Lady Anonia Fraser is British author of history, novels, biographies and detective fiction.
Daniel Snowman is a writer, lecturer and broadcaster on social and cultural history.
Historians, unsurprisingly, spend much of their time thinking about how people make sense of the past.
Biography has always been as something of the black sheep of historical writing; we cannot do without it, yet it always looked down upon, particularly by those in the profession that are committed to more high-flown subjects and methods of analysis. Yet there can be no doubt that John Campbell has made a serious contribution to British political history through his biographical studies.
Barry Doyle’s new study addresses a subject area that has lately attracted much interest from social, political and medical historians. The reasons why Britain’s inter-war health services have become such a hot topic are not hard to discern.
The study of war and memory has been popular amongst cultural historians for over two decades, yet scholarly interest in the subject shows no sign of abating.

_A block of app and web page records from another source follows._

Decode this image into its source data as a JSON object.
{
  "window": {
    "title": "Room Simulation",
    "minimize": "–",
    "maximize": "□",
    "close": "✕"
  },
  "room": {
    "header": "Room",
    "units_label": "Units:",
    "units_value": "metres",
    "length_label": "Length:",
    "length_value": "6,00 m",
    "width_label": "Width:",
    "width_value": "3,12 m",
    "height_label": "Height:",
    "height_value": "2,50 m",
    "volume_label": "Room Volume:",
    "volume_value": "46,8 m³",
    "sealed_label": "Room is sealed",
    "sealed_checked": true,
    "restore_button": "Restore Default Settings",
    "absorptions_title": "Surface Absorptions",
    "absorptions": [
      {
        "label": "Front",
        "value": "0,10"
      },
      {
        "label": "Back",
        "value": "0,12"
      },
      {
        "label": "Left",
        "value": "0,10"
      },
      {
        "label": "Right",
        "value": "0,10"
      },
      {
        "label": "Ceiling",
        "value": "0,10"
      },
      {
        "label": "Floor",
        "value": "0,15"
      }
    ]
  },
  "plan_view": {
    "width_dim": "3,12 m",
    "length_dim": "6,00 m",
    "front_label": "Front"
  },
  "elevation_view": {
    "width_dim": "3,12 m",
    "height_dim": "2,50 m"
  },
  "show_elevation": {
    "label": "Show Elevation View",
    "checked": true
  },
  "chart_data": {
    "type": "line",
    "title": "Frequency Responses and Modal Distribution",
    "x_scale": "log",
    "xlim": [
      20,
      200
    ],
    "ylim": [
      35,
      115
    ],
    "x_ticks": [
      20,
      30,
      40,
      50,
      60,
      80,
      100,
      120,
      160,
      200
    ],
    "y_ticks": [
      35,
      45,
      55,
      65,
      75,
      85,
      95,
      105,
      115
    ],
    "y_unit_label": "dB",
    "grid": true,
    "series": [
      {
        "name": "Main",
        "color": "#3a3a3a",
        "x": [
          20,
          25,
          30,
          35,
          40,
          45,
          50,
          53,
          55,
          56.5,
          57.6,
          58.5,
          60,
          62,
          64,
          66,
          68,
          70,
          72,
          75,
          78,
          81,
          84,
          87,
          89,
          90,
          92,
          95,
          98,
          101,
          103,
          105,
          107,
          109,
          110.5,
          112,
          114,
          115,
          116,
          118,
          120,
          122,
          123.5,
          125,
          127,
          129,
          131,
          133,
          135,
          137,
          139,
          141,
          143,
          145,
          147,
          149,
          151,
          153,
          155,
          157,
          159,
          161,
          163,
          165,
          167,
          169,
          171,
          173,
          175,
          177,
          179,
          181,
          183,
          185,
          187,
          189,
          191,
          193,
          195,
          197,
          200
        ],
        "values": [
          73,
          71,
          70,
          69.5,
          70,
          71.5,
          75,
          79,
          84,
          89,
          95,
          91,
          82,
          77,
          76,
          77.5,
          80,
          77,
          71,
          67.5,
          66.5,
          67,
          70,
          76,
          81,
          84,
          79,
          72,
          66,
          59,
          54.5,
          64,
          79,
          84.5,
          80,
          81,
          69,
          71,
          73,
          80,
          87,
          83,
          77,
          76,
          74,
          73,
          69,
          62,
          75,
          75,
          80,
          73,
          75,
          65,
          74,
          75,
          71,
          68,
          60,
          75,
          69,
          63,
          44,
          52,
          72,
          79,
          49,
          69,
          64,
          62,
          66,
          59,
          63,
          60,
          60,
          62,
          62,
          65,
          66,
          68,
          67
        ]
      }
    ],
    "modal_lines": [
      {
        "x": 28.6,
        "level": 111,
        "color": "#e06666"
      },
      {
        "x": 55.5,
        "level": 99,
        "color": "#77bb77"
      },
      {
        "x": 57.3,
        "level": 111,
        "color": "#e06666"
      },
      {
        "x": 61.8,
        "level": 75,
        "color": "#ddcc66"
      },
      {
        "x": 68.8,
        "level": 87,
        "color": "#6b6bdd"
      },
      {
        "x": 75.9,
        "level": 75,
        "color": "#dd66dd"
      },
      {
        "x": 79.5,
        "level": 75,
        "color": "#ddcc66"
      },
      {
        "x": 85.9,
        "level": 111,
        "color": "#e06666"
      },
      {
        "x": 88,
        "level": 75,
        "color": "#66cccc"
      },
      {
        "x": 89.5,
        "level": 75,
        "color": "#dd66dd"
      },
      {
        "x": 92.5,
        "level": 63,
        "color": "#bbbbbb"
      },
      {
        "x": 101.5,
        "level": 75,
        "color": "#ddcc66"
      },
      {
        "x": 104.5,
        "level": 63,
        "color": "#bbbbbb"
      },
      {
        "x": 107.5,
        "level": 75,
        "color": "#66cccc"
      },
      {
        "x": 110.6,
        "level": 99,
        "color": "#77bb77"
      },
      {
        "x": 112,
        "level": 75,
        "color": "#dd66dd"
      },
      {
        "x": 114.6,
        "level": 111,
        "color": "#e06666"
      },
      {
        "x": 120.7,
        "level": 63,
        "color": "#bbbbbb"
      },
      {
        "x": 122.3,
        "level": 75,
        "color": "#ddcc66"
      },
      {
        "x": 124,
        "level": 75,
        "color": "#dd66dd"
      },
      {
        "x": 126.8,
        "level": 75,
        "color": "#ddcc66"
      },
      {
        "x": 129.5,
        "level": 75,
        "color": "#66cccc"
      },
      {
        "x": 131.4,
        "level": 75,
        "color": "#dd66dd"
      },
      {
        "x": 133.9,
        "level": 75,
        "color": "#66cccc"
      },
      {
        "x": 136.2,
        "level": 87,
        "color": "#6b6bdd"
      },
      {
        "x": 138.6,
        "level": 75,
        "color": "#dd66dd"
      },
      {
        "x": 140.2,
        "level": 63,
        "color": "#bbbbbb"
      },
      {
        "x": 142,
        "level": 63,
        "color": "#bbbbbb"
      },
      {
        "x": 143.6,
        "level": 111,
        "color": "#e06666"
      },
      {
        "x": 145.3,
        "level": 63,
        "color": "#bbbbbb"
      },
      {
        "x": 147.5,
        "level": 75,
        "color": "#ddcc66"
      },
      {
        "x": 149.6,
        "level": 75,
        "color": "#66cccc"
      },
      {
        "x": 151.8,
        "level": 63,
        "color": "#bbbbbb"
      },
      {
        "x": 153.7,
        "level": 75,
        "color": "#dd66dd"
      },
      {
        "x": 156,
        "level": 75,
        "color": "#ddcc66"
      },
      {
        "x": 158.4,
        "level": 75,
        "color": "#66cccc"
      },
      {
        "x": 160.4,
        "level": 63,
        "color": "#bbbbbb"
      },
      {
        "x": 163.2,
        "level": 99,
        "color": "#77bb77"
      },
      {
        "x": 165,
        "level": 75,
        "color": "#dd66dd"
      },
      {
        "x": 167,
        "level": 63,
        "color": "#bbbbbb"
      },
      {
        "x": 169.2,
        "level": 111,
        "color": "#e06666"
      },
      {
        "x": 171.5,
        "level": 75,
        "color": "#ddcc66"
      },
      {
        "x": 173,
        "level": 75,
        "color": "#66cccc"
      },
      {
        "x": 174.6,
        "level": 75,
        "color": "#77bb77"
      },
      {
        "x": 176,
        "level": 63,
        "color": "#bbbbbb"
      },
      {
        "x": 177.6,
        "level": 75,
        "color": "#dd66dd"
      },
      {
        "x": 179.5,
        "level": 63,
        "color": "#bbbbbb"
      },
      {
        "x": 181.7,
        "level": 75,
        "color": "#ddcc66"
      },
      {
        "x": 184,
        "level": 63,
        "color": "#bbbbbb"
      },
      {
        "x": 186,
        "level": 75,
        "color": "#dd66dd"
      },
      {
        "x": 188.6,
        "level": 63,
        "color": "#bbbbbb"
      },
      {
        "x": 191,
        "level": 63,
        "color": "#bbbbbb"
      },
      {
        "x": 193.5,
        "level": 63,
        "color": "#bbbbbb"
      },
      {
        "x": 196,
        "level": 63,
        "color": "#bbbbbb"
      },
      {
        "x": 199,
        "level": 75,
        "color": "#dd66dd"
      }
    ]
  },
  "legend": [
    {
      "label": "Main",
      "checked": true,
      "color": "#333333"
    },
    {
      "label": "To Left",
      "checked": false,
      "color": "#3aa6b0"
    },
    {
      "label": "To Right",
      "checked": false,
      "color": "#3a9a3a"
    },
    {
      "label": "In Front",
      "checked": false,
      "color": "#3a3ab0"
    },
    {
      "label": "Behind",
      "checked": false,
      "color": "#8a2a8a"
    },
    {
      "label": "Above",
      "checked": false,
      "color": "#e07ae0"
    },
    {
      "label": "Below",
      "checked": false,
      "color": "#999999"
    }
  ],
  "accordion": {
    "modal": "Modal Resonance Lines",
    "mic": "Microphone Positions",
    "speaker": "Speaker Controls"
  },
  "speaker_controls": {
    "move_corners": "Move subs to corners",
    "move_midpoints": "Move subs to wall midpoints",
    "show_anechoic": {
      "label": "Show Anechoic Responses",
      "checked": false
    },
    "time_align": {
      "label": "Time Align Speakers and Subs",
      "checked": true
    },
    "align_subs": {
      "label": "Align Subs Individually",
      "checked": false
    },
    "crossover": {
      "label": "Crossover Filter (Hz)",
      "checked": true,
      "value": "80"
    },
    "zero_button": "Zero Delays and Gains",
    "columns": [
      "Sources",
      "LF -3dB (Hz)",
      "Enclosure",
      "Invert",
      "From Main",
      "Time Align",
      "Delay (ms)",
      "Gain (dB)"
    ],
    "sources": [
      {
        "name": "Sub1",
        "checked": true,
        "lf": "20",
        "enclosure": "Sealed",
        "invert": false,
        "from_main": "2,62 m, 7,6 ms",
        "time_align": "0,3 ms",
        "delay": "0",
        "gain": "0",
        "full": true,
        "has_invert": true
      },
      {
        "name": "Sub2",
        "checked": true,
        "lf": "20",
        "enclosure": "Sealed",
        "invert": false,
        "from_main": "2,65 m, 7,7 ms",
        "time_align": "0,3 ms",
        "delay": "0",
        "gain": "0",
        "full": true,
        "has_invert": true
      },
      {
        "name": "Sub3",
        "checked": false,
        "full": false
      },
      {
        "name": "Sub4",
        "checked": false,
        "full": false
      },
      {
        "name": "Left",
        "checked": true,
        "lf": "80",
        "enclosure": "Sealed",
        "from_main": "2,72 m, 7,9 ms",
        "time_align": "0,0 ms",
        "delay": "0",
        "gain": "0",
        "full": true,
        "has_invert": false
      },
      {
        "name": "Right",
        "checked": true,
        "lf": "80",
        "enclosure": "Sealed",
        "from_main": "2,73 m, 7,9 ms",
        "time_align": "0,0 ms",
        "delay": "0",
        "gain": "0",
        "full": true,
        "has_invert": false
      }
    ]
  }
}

Indeed, as this collection demonstrates, memory remains a fruitful area of research, particularly if approached from a comparative perspective.
In the latest of our occasional Reviews in History podcast series, Daniel Snowman talks to Claire Tomalin about her work as a historical biographer.
Claire Tomalin (born Claire Delavenay on 20 June 1933) is an English author and journalist, known for her biographies on Charles Dickens, Thomas Hardy, Samuel Pepys, Jane Austen, and Mary Wollstonecraft.
At a time when billboards have been driven around London urging illegal immigrants to ‘go home’, when photographs of the arrests of those suspected of breaching their visas were being tweeted by the Home Office (with the hashtag #immigrationoffenders), and when 39,000 texts stating ‘go home’ have been sent to suspected overstayers, the publication of Tony Kushner's The Battle of Britishness
With the government in the midst of yet another shake-up of the national curriculum, the teaching of history in schools has become perhaps the most contentious of proposed reforms.
It is one of the worst vices of medievalists that we are too reluctant to take the authors of our major sources at their word. We are keen to classify (or dismiss) repeated ideas or phrases as tropes, topoi or commonplaces merely because they are frequently repeated.
Old historians, like old soldiers, don’t die; they simply fade away. A paradox of the historical profession is the widespread disregard shown towards ancestors. We all aspire to write groundbreaking work that will pass the test of time, but the sad truth is a given monograph will have a short shelf life and quickly join what G. M.